If you use a Mac, click this link to go to the PowerPoint 2016 for Mac module.
Besides text, many PowerPoint presentations also contain images. The overall purpose of including images in your presentation should be to help the audience comprehend the purpose and/or meaning of the content. Some of the most common images used within presentations are:
Screen-reading software can only read text, not images or non-text graphics. Therefore, a reader who cannot see your presentation will only learn that there is an image there, not what the image is or what function it serves in the presentation.
Adding an alternative text description, also known as alt text, to the image alerts the screen-reading software that there is text to read aloud. When the screen reader passes over the visual element, it will read the alt text.
Alt text also makes web pages more accessible to anyone who is browsing on a weak internet connection or a small portable device like a smart phone. The alt text labels become visible while images are loading.
Alt text should not repeat what is already stated in captions or other presentation text. Think of it as a secret code that only screen reader users will be aware of. It will not appear to the naked eye, but rather is part of the presentation's code. Consider the following example:
Caption: In this painting the artist Emanuel Leutze used light and color to convey motion.
Notice that the caption does not really describe WHAT the image is. Add in alt text to give a description of what we see here.
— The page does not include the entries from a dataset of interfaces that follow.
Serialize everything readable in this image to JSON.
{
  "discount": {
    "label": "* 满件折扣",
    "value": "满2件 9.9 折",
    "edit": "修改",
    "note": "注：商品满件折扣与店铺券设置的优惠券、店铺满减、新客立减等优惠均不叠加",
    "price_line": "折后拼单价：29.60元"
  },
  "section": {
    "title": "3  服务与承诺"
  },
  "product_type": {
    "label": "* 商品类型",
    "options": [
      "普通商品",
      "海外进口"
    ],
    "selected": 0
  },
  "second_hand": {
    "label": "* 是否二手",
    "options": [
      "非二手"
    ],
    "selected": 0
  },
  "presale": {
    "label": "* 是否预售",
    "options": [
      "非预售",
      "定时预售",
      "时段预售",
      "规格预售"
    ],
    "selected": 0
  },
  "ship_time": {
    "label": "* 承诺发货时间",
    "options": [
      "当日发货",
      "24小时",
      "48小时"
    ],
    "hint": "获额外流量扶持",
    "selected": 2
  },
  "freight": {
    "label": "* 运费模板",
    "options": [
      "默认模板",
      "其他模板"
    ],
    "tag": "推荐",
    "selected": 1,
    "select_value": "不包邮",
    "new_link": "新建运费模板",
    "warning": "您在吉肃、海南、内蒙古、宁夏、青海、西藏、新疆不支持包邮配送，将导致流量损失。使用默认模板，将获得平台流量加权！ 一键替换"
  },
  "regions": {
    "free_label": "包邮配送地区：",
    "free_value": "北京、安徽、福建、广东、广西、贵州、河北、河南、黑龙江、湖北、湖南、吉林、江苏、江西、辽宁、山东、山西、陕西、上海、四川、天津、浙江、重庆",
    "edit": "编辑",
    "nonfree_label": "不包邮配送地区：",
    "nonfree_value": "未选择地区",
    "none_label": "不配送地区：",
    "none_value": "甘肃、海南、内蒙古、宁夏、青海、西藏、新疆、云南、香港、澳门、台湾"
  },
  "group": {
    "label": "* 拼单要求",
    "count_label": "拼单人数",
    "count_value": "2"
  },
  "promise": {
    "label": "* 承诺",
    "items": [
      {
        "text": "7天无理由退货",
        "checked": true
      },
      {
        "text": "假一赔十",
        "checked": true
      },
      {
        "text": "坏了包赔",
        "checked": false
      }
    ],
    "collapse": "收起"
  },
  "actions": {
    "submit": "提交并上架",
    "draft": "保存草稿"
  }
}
Maybe something like:
"George Washington looks forward with a determined gaze as his wary troops row their small craft across the Delaware River and into battle. The light of dawn, swirling water, and jagged icebergs add a dramatic effect."
Here is a video to show how to add alt text to a document in Word for Windows (PC). The procedure for adding alt text to an image in PowerPoint is virtually the same.